When I first tried quitting social media for good, I realized that there was a gap in my daily routine — I had been using Facebook to keep up with a lot of daily news, from pages I’d followed and friends’ written posts. Without that constant stream of information, I needed a solid way to keep up with current events.
Personally, I enjoy reading The New York Times for the bulk of my news. I like the fact that it includes plenty of progressive ideas, but also has a healthy dose of conservative viewpoints. Even though I’m very left-wing in my beliefs, I find it useful to hear opposing perspectives in order to challenge my own ideas and understand their counter-points.
I got a promotional offer that allows me to pay $4 per month for digital access, which has been totally worth it. Reading the NYT truly enriches my life, allowing me to keep up with the news while also enjoying some leisure reading.

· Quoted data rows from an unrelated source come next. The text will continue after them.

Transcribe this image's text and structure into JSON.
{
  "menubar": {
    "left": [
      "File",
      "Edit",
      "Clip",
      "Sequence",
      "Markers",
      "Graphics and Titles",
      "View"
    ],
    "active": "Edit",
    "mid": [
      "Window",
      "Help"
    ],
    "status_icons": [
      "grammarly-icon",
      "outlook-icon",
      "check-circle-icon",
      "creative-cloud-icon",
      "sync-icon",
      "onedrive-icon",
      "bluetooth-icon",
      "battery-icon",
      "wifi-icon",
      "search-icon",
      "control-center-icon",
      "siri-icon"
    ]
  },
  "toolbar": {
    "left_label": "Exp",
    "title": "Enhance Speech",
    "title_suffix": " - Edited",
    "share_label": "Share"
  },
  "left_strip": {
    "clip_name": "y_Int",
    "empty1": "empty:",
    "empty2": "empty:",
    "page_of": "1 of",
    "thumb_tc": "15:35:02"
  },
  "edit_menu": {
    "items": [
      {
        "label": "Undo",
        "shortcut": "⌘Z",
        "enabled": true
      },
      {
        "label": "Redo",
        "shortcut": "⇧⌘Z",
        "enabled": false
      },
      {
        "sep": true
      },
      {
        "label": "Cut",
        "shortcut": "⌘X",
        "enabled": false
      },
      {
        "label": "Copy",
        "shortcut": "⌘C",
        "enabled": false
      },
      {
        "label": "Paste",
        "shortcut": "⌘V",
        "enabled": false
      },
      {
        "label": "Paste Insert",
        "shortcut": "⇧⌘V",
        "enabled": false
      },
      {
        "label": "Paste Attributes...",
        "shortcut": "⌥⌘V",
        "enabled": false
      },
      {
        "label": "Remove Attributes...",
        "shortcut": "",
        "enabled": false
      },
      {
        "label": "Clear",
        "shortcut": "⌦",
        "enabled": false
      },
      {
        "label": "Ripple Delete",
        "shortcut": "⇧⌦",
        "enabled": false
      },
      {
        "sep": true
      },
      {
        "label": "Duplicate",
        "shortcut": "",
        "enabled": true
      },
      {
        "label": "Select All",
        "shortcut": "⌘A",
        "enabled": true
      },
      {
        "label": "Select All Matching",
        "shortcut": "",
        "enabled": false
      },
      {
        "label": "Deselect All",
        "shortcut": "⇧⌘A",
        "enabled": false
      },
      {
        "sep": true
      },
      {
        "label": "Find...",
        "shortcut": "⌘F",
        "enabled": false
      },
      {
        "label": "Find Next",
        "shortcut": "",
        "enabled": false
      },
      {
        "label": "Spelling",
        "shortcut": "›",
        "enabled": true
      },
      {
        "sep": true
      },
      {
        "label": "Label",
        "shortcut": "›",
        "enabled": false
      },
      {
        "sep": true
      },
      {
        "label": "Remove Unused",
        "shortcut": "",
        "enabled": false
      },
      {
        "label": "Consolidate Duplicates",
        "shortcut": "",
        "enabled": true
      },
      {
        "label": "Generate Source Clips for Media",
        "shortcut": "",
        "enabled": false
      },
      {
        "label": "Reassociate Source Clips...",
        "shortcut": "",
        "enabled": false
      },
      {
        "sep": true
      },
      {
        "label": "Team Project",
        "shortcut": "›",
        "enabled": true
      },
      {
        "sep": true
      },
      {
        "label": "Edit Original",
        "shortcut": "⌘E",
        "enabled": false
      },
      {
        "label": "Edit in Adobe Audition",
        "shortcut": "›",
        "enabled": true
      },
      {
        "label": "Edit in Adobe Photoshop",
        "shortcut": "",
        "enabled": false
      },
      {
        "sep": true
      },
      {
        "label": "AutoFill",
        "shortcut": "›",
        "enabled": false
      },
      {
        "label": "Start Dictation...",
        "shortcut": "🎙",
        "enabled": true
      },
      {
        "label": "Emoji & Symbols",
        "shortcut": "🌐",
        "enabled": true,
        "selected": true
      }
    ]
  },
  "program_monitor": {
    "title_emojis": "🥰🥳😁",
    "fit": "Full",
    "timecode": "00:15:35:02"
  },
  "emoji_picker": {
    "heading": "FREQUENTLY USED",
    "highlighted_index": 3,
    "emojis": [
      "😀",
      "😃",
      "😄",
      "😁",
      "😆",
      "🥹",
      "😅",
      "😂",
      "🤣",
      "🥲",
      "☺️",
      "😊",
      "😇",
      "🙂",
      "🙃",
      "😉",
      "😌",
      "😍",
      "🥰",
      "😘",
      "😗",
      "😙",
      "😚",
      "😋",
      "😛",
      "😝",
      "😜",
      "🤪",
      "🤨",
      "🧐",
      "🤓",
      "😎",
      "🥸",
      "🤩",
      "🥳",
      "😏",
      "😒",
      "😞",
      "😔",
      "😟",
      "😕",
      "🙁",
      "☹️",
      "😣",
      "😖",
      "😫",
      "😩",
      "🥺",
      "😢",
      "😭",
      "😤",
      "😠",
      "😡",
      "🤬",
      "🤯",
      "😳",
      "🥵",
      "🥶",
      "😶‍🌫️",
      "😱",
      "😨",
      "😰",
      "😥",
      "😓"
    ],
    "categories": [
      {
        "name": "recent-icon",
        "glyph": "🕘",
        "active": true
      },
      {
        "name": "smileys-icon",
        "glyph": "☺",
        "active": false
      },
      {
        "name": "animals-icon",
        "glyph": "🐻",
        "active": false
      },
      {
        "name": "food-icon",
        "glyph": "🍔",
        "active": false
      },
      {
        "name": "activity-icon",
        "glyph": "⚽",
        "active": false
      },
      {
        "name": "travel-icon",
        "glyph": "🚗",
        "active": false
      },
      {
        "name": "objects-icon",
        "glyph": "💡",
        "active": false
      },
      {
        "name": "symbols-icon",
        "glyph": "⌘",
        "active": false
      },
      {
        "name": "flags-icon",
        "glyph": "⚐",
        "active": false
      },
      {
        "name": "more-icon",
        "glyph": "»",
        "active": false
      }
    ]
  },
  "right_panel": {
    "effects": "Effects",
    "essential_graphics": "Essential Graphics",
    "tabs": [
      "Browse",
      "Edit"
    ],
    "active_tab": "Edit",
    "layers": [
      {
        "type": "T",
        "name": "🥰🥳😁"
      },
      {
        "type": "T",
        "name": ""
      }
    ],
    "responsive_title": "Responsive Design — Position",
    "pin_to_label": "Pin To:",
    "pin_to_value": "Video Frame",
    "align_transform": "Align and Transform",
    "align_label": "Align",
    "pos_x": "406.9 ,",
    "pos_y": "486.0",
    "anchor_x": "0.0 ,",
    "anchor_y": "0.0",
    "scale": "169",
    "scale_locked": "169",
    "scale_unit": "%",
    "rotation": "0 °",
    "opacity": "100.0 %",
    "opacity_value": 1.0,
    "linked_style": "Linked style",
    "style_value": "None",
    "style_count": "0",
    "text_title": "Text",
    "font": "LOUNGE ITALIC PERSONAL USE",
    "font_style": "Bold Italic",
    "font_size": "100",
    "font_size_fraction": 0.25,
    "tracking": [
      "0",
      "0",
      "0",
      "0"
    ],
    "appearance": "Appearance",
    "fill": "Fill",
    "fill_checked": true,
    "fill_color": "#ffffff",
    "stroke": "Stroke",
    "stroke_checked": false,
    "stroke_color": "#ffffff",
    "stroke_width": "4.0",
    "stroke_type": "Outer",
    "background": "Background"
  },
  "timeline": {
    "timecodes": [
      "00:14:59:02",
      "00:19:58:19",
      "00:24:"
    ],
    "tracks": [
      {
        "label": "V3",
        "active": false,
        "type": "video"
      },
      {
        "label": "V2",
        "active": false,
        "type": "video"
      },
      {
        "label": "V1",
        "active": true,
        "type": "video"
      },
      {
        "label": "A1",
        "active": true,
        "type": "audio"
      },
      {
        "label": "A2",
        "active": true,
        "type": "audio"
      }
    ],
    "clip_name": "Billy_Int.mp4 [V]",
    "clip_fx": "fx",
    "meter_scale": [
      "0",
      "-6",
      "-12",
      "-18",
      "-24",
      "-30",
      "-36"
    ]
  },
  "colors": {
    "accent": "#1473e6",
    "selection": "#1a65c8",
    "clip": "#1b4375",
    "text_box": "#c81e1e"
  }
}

If you’re trying to limit your social media usage, I’d definitely recommend trying this strategy out — find a reputable news source that you genuinely enjoy reading, and purchase a subscription (bonus points if you can find a promotional rate, which most publications will offer to new readers!).
In the age of information overload, it can be refreshing to sit down and read good journalism, instead of just scrolling through social media and taking in a haphazard selection of posts (most of which are probably not fact-checked).
4. QuickBooks Self-Employed ($7 per month currently; promotional rate)
If you’re a freelancer or otherwise self-employed, I’m sure that you can sympathize with the hassle that is organizing your books and tax documents. There are many upsides to working for yourself, but having to prepare all of your important financial documents is not one of them.
When I first started freelancing, I found that I was getting lazy with record-keeping, which often meant that I was missing out on claiming real business expenses at the end of the year. So, I ended up purchasing a subscription to QuickBooks Self-Employed (the Canadian edition), and it has been a true lifesaver. It’s allowed me to keep track of my accounting, book-keeping, and tax preparation pretty much on autopilot. I simply link my bank accounts/credit cards, etc., and the program automatically imports all of my transactions, which I can then mark as Business or Personal (I am a sole proprietorship, so this helps keep things separate). I can also import images of receipts for cash transactions — the app then automatically reads the info and imports the data.
This software lets me have a clear overview of my total net income per month, year, etc., and easily organizes all of my tax documents for the end of the year. There are other options out there — like hiring an accountant or tax professional, or doing everything manually — but for me, this is what works best, and it is cost-effective. The app allows me to stay organized, and to avoid the hassle of doing lots of math (this seems to be a theme in my life), so the monthly price-tag is worth it.
5. Spotify Premium — Family ($4.99 per month; $14.99 price split three ways with family members)
Lastly, I do pay for Spotify Premium. My family members and I split this between the three of us, so we each contribute $4.99 per month. While Spotify isn’t the most novel service, it does enrich my life. I’ve tried free music apps, and I’ve also used the media apps offered through my public library, but they simply aren’t comprehensive or user-friendly enough for my needs.
Shelling out the $4.99 is worth it to me, as a former musician who does really appreciate the act of listening to good music. It adds a lot of joy to my days, allowing me to rock out in the shower, in my room, or even with headphones on the bus. And I like the offline mode, which saves me data charges on my phone bill. You could certainly trim this app from your budget if you were really trying to save, but at this point in my life, the subscription fee is manageable and seems reasonable for the enjoyment I get out of it on a daily basis. Sometimes the little pleasures in life really are worthwhile.
What are your favorite paid apps? Have you cut certain ones from your budget, or added others? Let us know in the comments.
Image via Unsplash